Steve Fenton

Your Agile process is not a template

I spend a reasonable amount of time on discussion groups talking about agile process. Nothing will make you think more about the Agile manifesto and the twelve principles of Agile better than being presented with problems and contexts that you haven’t encountered first hand. I have encountered my fair share of issues, problems and pains dealing with people on groups, but what I’m talking about here strikes to the very heart of the problem with some Agile practitioners.

The problem I’m encountering more and more is that people are performing the rituals of Agile and handling the artefacts of Agile with insufficient understanding of the principles of Agile.

Basically, people are running stand-up meetings, retrospectives, planning sessions, and wielding stories with points on, and creating teams with the right people on… but they don’t know why they are doing any of it.

In some cases, they have previously worked on a successful team and are emulating the agile process that was used.

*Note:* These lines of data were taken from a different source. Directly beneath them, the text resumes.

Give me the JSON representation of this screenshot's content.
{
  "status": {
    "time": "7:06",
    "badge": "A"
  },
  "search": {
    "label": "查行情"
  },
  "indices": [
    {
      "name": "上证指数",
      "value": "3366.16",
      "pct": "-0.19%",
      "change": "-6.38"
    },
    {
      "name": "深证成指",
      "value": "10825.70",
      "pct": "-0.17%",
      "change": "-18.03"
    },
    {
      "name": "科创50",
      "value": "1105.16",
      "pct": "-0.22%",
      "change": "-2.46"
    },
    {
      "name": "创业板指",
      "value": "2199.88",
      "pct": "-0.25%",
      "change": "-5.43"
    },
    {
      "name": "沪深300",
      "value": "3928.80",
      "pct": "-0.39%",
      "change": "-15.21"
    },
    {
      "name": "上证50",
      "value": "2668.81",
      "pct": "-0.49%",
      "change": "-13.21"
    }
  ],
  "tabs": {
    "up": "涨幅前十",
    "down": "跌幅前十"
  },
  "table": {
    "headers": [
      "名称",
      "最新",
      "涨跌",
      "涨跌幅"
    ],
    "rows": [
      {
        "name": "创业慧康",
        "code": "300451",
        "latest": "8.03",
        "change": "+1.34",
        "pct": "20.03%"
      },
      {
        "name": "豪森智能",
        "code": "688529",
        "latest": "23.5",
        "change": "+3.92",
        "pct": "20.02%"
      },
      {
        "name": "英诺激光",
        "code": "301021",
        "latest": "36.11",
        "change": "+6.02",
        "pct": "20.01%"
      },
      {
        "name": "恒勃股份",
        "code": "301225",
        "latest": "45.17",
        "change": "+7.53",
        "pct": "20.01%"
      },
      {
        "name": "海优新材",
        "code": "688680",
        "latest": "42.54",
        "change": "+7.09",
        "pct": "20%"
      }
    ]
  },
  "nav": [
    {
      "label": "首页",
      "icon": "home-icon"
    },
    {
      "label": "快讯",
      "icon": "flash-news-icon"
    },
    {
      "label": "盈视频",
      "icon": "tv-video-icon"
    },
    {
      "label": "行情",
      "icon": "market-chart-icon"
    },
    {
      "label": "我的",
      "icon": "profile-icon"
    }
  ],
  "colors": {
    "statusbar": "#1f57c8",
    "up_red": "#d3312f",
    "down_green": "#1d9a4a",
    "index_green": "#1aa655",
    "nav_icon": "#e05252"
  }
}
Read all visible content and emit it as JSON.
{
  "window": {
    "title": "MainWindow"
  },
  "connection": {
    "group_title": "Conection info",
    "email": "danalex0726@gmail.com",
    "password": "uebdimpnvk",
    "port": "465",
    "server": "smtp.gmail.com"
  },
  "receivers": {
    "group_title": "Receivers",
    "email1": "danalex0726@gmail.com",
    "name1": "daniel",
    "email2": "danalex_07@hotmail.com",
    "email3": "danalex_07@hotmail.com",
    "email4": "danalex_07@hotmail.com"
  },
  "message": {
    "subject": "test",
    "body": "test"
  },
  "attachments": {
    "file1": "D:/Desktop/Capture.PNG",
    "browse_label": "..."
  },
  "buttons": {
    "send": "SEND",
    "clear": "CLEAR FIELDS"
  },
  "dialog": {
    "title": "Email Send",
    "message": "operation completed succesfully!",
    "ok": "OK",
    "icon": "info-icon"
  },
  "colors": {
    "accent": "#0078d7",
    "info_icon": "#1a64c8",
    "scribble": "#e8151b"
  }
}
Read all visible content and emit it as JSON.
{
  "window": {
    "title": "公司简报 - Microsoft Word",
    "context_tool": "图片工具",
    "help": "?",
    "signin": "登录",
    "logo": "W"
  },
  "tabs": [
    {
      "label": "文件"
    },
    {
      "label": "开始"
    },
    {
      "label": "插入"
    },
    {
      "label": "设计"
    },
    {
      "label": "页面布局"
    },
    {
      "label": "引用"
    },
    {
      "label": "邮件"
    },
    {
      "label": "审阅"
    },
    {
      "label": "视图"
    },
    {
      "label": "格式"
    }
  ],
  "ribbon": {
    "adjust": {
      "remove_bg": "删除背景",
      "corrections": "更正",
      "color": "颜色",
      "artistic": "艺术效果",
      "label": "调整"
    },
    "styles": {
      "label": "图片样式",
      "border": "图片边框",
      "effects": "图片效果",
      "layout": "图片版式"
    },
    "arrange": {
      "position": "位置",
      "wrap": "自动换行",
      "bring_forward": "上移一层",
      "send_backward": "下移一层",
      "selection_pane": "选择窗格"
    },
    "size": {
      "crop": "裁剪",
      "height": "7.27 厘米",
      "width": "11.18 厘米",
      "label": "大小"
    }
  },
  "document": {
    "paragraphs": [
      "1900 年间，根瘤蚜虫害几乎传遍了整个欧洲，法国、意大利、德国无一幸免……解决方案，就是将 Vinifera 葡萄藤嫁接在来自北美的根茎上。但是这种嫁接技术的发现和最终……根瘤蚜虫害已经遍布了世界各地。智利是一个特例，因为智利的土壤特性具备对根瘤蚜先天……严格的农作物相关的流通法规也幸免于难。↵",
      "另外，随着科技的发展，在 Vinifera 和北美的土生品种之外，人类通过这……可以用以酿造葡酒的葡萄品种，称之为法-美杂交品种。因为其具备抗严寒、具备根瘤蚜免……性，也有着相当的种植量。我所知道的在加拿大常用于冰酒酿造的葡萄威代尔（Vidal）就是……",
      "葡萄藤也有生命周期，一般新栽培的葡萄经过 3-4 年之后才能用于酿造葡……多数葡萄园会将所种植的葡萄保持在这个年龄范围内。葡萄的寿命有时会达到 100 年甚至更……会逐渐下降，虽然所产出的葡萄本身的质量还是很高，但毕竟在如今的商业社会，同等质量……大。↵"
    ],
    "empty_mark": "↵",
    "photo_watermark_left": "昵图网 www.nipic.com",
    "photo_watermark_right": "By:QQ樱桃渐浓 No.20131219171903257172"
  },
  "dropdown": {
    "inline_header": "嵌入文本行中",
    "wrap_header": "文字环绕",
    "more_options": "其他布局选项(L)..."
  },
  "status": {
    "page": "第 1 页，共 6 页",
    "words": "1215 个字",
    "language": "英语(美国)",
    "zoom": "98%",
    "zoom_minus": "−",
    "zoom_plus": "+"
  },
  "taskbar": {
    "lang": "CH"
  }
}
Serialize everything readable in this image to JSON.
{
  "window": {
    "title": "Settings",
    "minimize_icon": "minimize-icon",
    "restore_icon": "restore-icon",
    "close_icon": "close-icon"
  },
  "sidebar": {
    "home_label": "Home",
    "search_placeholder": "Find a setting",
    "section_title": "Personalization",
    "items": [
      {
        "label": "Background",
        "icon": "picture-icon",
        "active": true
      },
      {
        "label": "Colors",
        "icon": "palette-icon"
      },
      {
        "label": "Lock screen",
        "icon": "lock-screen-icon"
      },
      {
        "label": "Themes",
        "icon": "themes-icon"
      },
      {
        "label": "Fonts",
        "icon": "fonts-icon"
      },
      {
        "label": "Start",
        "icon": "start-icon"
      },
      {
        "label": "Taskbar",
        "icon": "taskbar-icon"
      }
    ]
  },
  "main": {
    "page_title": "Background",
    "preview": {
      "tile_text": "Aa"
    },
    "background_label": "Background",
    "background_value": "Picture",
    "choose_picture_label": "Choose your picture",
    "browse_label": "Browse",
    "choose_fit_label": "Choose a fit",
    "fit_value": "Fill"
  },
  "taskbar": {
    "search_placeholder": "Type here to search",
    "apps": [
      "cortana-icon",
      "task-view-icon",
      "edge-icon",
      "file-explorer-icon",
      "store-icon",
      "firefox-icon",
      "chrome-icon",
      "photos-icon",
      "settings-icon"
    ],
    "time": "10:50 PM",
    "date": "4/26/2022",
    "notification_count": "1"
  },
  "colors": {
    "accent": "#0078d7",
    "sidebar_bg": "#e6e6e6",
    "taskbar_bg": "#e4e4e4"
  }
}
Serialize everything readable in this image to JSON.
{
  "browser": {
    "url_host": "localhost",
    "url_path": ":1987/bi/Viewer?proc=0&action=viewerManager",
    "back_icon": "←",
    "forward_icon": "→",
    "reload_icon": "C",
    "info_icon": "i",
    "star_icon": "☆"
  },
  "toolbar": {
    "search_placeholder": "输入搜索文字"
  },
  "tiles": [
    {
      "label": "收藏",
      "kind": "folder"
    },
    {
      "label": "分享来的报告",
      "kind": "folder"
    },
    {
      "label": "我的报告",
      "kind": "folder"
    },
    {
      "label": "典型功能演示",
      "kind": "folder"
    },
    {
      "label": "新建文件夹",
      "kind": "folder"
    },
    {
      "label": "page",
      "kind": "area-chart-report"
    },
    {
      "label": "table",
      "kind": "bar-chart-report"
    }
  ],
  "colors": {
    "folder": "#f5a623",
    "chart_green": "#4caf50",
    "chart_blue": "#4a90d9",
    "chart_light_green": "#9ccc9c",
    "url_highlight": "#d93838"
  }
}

In other cases they are running things “by-the-book”, blindly applying rules regardless of the context. A common source of this “looks like Agile, isn’t Agile” problem is when people come from a heavyweight method and try to standardise what they see as another kind of procedure.

In any of these cases, they are doing it wrong.

Here is a paraphrased version of a “success story” that shows this problem in action (original story on Leanblitz): One of several teams were allowed to experiment with their process to see if they could make it better. The result of this experiment was that customer satisfaction went up, profits went up and waste went down.

“…the owner was happy. He was so happy, in fact, that he instituted our ideas into the other [teams] – a sharing of a best practice.”

Oh dear. The whistling noise this one makes as it misses the point is almost deafening. That isn’t to say the company is doing it all wrong, they are just missing the point a bit.

If you truly want to emulate the success of “Team 1” in this story, you can’t take the output of their experiment and enforce the best practices on the other teams. The valuable part of what “Team 1” did is not a checklist or process. What made “Team 1” a success is that they were given context (make customers happy / make the company more efficient) and then left to work out how to do it.

The correct way to make the other teams a success would be to let them do the same experiment.

I would expect every team to improve when working out their own process. They may improve to different extents, but they will all improve. When the different teams sit down together and talk about their different ways of solving the problem, they can start to introduce other ideas and help each other to become even more effective.

You want people to work in a better way – but you want them to learn how to discover better ways for themselves so they can continue to improve the process.

This is why you’ll find these two principles behind the Agile manifesto…

Principle 5: “Build projects around motivated individuals. Give them the environment and support they need, and trust them to get the job done”

Principle 11: “The best architectures, requirements, and designs emerge from self-organizing teams.”

But this isn’t just about two principles. It is about 12 principles and a manifesto that fronts them. I challenge you to judge your own practices against the Agile manifesto in order to better understand why you are performing the rituals and to better understand what will make them work.

Written by Steve Fenton on